Even if he is able to govern without a coalition partner, Mr. Cameron will start his second term facing immense challenges, not least in holding off calls from Scotland for independence and in managing pressure from inside his own party for Britain to leave the European Union.
Mr. Cameron has promised to try to renegotiate terms of Britain’s membership in the 28-nation European Union and to hold a referendum by the end of 2017 on whether Britain should remain in the bloc.
The results are also likely to fuel calls for a change to Britain’s electoral system, to better represent national voting patterns.
The Scottish National Party, which fielded candidates only in Scotland, benefited from the British electoral system, in which parties compete in 650 districts but the votes of those not elected count for little.
With the Scottish National Party winning 56 seats, Labour was reduced to just one in Scotland. The Conservatives and the Liberal Democrats also held one seat each. The Scottish party is forecast to become the third-largest in Parliament, with less than 5 percent of the nation’s votes.
“The Scottish lion has roared this morning across the country,” said Alex Salmond, former first minister of Scotland and former leader of the Scottish National Party, after being elected to Parliament in Westminster.
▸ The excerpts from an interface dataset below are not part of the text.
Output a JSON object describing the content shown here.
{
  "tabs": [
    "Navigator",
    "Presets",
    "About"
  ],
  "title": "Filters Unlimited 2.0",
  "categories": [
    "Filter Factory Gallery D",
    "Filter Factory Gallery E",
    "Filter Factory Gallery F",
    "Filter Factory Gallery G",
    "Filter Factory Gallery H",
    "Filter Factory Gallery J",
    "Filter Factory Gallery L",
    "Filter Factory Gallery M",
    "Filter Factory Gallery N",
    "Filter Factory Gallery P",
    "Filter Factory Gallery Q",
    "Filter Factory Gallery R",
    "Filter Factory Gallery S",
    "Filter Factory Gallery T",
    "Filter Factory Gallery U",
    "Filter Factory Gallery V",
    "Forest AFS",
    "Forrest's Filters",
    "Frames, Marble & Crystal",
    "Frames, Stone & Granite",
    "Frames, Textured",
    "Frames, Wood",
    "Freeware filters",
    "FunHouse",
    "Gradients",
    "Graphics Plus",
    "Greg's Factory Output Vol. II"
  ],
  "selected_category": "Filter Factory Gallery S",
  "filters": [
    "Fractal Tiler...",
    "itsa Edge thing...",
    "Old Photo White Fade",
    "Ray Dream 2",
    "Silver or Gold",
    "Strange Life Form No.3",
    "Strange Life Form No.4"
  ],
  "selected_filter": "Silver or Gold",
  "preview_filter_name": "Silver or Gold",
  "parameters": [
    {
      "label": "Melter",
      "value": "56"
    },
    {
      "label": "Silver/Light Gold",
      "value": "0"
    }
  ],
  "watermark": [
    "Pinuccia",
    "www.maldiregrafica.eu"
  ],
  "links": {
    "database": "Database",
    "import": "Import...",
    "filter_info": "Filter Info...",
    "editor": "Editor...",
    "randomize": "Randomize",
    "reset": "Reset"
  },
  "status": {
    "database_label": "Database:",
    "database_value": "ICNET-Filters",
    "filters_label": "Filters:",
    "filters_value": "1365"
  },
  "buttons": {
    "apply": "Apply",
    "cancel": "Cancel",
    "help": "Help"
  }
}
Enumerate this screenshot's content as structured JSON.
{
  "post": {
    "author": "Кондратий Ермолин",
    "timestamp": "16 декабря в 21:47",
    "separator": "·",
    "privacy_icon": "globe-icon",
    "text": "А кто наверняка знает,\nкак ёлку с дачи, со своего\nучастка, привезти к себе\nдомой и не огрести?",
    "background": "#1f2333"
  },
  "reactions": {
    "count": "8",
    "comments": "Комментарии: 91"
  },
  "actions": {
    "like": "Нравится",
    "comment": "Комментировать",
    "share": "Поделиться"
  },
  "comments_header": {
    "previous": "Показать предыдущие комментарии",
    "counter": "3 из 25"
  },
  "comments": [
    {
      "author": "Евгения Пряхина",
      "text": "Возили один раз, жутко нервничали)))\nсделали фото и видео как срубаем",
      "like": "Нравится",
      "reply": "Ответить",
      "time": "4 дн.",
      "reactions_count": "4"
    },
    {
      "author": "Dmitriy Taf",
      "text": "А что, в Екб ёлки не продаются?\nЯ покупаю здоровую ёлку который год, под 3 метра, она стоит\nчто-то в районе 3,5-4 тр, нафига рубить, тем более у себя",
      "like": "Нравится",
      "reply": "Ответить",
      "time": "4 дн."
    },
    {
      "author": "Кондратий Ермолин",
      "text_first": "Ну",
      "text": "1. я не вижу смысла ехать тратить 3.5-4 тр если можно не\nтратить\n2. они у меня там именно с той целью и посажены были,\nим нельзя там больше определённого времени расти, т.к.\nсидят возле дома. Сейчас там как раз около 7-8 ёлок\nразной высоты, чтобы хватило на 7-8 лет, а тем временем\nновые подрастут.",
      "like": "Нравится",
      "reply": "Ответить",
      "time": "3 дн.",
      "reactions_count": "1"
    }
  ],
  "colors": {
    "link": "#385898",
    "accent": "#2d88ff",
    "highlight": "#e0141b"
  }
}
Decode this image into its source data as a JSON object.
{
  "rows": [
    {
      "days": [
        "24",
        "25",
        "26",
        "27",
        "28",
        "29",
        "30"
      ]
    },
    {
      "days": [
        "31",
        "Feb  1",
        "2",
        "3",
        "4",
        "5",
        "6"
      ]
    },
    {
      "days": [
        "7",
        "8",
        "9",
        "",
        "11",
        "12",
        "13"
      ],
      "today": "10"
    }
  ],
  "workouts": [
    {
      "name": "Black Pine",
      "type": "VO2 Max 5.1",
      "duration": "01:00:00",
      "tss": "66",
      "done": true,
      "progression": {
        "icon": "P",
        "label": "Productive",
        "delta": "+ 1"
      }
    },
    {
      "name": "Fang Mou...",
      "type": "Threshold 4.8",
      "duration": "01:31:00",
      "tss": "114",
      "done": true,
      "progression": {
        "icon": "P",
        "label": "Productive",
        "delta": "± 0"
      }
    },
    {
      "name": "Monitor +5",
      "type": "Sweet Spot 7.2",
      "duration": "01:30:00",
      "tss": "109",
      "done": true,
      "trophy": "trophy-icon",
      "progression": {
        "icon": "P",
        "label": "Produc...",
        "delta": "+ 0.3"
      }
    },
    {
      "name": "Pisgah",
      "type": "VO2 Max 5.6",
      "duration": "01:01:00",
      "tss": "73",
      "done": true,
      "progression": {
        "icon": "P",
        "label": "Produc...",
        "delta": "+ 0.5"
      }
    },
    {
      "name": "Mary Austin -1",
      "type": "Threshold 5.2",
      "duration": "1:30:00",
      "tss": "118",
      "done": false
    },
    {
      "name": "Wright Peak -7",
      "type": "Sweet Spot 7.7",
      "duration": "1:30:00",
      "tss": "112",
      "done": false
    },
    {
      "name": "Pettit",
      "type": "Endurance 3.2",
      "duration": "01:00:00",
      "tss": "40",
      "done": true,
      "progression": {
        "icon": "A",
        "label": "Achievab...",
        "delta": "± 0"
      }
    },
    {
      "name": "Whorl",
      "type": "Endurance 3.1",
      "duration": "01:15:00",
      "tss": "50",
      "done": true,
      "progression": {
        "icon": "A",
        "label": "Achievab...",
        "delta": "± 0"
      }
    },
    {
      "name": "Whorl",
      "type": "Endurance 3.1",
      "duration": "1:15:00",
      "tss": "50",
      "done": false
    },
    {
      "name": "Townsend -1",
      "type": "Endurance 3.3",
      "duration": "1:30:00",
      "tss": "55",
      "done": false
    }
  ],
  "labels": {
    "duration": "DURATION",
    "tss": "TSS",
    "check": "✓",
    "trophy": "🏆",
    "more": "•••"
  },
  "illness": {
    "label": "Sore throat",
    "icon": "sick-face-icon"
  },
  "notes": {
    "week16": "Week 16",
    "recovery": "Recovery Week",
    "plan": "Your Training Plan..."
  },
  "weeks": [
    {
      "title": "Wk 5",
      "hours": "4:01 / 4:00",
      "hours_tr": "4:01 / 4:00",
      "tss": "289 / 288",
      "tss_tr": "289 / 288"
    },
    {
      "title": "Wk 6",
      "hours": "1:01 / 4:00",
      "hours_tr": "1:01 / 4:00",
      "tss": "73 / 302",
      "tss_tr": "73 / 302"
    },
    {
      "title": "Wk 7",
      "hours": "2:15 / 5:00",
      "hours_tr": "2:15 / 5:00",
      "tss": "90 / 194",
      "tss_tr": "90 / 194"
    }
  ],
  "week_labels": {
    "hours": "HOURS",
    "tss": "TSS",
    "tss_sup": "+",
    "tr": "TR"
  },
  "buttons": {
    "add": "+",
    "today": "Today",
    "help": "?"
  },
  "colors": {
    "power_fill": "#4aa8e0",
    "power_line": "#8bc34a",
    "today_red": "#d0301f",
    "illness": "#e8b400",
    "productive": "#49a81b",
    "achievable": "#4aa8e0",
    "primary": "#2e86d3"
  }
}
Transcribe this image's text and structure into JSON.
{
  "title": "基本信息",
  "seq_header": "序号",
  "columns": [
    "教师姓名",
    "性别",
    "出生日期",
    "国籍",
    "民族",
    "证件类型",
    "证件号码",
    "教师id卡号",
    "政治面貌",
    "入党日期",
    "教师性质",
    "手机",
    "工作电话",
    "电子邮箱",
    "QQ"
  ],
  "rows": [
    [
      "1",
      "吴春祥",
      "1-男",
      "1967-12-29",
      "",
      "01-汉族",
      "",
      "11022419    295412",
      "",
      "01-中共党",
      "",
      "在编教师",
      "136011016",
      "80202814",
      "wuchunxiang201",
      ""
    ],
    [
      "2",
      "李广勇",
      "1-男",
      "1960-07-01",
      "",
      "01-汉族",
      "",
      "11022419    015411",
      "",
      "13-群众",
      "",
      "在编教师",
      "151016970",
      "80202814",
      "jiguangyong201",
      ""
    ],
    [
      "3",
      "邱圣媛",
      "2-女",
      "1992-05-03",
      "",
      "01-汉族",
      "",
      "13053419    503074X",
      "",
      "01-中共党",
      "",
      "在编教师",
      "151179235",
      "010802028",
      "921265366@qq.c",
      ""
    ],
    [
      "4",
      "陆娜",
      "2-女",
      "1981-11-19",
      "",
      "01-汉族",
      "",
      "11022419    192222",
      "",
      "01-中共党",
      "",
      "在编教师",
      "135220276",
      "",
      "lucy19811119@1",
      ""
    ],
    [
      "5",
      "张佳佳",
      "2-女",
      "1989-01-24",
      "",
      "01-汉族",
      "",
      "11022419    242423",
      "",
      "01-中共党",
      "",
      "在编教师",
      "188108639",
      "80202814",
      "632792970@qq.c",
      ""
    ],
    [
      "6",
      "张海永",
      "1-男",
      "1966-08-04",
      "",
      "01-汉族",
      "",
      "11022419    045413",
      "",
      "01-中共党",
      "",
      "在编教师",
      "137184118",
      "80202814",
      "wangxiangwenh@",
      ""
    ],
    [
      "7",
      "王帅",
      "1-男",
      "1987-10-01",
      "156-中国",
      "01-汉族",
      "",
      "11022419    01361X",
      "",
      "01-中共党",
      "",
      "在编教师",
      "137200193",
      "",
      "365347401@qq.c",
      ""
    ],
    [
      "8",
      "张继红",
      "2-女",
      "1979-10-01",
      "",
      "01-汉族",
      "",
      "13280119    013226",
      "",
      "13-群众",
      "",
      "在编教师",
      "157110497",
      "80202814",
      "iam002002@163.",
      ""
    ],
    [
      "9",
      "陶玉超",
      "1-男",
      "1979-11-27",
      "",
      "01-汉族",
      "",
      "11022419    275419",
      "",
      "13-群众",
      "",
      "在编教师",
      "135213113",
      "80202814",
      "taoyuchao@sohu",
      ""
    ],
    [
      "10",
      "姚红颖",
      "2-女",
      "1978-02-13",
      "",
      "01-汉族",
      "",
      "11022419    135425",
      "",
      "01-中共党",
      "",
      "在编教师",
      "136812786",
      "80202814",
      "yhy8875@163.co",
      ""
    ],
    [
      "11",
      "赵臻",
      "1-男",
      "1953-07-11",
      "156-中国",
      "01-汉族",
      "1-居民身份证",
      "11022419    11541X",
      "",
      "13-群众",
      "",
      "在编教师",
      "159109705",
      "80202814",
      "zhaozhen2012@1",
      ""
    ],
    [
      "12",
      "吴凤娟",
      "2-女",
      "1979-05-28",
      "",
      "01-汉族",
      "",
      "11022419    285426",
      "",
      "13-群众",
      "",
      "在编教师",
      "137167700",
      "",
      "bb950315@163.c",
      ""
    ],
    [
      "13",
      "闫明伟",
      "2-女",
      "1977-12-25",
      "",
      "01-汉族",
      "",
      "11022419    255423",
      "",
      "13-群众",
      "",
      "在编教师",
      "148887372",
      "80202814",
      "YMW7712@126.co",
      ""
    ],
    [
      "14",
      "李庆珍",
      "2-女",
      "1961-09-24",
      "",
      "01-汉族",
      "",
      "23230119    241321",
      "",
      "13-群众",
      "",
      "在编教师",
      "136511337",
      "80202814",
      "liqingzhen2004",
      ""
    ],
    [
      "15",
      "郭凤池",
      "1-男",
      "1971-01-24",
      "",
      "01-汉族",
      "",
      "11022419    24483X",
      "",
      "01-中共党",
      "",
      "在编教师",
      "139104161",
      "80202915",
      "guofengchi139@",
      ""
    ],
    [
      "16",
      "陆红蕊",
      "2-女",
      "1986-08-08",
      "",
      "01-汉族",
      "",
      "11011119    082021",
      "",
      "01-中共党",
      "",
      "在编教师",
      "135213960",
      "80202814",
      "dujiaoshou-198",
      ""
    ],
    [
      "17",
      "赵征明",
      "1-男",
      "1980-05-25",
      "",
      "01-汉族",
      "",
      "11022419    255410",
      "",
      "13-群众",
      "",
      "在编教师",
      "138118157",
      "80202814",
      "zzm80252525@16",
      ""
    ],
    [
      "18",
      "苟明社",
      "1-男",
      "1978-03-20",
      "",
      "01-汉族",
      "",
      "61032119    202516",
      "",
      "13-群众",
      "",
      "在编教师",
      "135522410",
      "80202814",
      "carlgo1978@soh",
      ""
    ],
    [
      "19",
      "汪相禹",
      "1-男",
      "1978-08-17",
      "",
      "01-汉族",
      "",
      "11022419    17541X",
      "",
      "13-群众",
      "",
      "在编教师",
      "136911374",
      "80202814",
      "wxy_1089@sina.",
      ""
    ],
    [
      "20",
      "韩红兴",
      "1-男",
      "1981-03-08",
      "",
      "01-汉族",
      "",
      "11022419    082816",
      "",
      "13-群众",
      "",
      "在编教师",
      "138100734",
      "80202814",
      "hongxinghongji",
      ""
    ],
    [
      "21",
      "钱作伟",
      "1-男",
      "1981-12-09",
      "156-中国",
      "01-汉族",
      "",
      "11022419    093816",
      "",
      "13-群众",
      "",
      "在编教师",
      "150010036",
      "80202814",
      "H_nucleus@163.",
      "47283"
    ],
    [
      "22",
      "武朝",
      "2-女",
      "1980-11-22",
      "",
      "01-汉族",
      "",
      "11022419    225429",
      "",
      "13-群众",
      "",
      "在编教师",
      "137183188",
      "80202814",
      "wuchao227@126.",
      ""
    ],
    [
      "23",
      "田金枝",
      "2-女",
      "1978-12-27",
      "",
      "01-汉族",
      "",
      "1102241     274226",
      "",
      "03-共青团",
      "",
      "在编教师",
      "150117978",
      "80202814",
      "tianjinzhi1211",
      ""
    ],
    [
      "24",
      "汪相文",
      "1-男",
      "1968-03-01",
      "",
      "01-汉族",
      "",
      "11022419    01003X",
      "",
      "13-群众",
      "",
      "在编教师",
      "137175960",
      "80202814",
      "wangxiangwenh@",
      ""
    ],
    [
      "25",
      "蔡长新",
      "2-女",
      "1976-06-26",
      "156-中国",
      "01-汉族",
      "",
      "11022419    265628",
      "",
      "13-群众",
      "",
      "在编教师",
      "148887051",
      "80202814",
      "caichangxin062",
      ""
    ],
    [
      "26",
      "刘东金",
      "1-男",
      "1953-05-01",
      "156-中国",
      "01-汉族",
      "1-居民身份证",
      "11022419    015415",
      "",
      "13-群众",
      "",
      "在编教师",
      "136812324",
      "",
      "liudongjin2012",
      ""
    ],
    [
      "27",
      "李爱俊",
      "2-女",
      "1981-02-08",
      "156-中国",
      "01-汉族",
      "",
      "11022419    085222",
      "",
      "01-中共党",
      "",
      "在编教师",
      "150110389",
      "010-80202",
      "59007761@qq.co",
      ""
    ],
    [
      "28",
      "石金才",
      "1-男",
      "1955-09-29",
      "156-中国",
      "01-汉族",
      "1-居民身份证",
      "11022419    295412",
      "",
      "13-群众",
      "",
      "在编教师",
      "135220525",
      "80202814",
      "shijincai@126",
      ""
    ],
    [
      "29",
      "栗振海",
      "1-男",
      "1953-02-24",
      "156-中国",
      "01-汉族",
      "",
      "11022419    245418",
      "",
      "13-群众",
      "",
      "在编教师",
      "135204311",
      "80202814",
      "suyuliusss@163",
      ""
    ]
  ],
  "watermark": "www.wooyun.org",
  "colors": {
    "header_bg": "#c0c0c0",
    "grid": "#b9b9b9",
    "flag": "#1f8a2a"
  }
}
The U.K. Independence Party had been expected to draw many more votes across the rest of Britain. After the party he led won just the one seat, Mr. Farage called for a reconsideration of the voting system to give more representation to supporters of smaller parties.